Love this! Fabulous story and very interesting!
Love this story. What a lucky family to have such close ties to a beautiful man and legend.Thank you.
Dan Woog! You continue to impress. Thanks for this great story.
If you dig far enough it seems like almost everyone of importance came through Westport. A great story.Aaron probably took as much racial abuse as Jackie Robinson and maybe more in terms of the hate mail. Great memories listening to the 57 and 58 World Series on the radio and our black and white television. The two legends Aaron and Mantle going against each other.Braves won in 57 and the Yankees in 58.So many hall of fame legends passed away this year
Years ago I received a call from Hank Aaron. He was referred to me for help with a financial transaction. I was more than happy to help him. What came across most was how humble and kind and appreciative he was. He was so thankful for the time I gave him.
I told him a story of when I was a teenager my sisters would always kid me the only book I ever read was the Hank Aaron story. This was a paperback book I had and probably used for more than one book report.
A week later I received in the the mail his most recent book at the time “ I had a Hammer”. He signed the book with best wishes and also sent me an autograph baseball.
None of us will ever understand what he had to overcome and through it all was a humble and true gentleman.
I’m grateful for the brief encounter I had with Hank Aaron.
Another great story by Dan Woog. If you notice the video when he hit # 715, as he rounded second base, two young people ran up to him and congratulated Hank Aaron while running beside him. First of all, with security the way it is today, that could never happen nowadays. One wonders who those two are. It’s good that they were friendly and non violent. Great story though!
You’re right, Jack. I read somewhere that there was a security guard assigned to Hank Aaron. He was sitting in the stands that day, and had the same thought when then the two fans ran on the field.
So many have already said so much so well, so I’ll merely say this is my favorite among all the stories I’ve read on 06880. And it’s certainly #1 among all the Aaron articles I’ve read this weekend. Be proud, Dan. As the Incredible String Band would say, you get brighter every day.

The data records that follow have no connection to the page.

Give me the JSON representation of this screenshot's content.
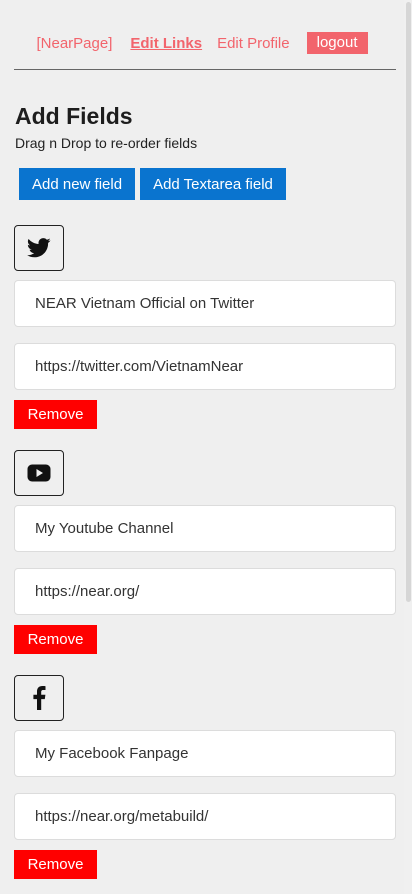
{
  "nav": {
    "brand": "[NearPage]",
    "edit_links": "Edit Links",
    "edit_profile": "Edit Profile",
    "logout": "logout"
  },
  "header": {
    "title": "Add Fields",
    "subtitle": "Drag n Drop to re-order fields"
  },
  "buttons": {
    "add_field": "Add new field",
    "add_textarea": "Add Textarea field"
  },
  "fields": [
    {
      "icon": "twitter-icon",
      "title": "NEAR Vietnam Official on Twitter",
      "url": "https://twitter.com/VietnamNear",
      "remove": "Remove"
    },
    {
      "icon": "youtube-icon",
      "title": "My Youtube Channel",
      "url": "https://near.org/",
      "remove": "Remove"
    },
    {
      "icon": "facebook-icon",
      "title": "My Facebook Fanpage",
      "url": "https://near.org/metabuild/",
      "remove": "Remove"
    }
  ],
  "colors": {
    "accent": "#f2646c",
    "primary_button": "#0a74cf",
    "remove_button": "#ff0000",
    "background": "#efefef"
  }
}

Reading this absolutely made my Sunday. A baseball he signed for me at the 1999 All Star Game in Boston, when he was named part of the All Century team, remains one of my most treasured possessions, including my children! He was pure class, and his humility and grace will be sorely missed. My condolences to the Cohns and Faliks <3
I love this story! Of course, growing up in the 50’s, I remember Hank Aaron but never heard about Carla and the connection to Westport. Great piece, Dan!
This was a great way to end the weekend. Absolutely amazing story.
I’m concerned that his death came as a surprise. What did he die of? Was it related to the COVID vaccination just a few days before?
We all know hate exists, it’s on the news every day, but seldom seen in such a granular way as that letter from the KKK Aaron received. I am thunderstruck by how despicable that letter is and the venom and evil it conveys. What a remarkable human being he was to withstand such assault, regularly, and still perform with such skill, might and grace.
And yeah, the rest of it is a cool Westport story too.